  • Funding MJR was supported by the National Institute for Health Research during this study (NIHR Post Doctoral Fellowship, PDF-2014-07-013). JPC and GB received funding from the Academy of Medical Sciences INSPIRE scheme, University of Bristol.

  • Disclaimer The views expressed in this article are those of the author(s) and not necessarily those of the NHS, the NIHR or the Department of Health. Funders of this study had no role in the study design; collection, analysis and interpretation of the data; writing of the manuscript; or decision to submit the manuscript for publication. The authors are independent from funders.

  • Competing interests MJR reports grants from National Institute for Health Research (NIHR) Post Doctoral Fellowship (PDF-2014-07-013) and NIHR HTA (11/153/01 and 15/130/07). JPC and GB report grants from The Academy of Medical Sciences INSPIRE scheme.

  • Patient consent Not required.

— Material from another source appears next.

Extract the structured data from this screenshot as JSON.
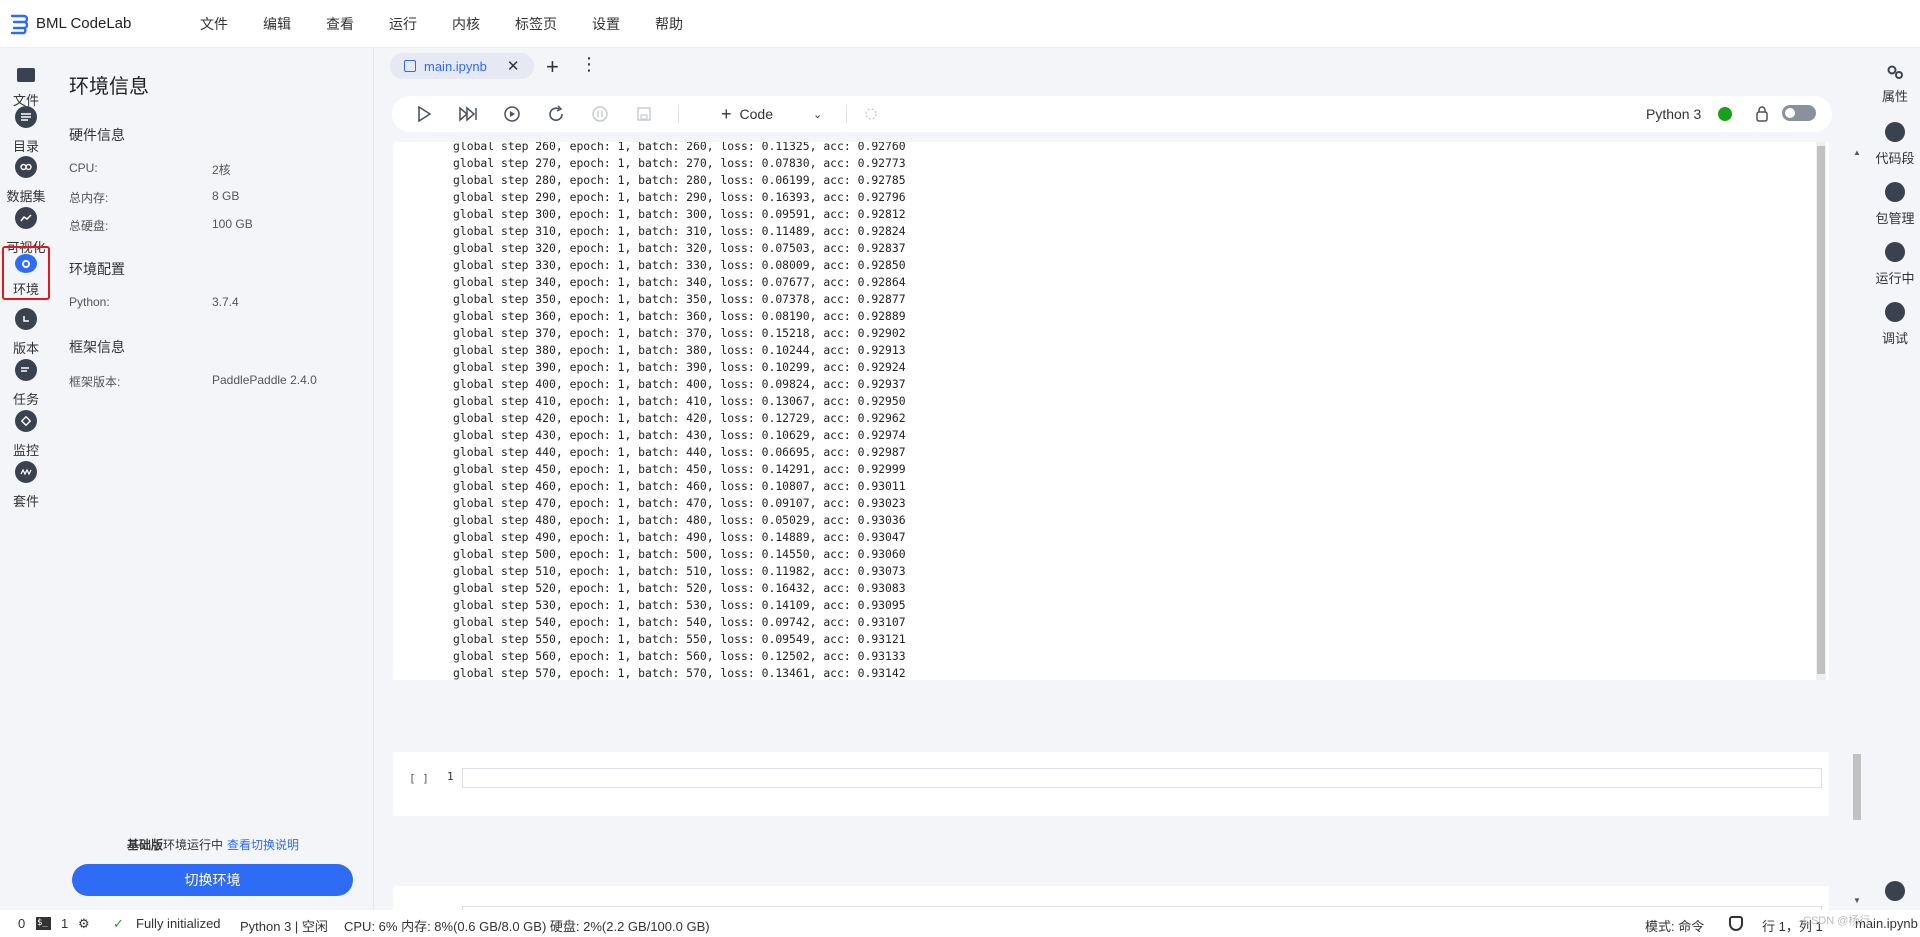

  • Ethics approval This study did not require ethics approval.

  • Provenance and peer review Not commissioned; externally peer reviewed.

  • Data sharing statement Full dataset and technical appendix have been uploaded as supplementary files.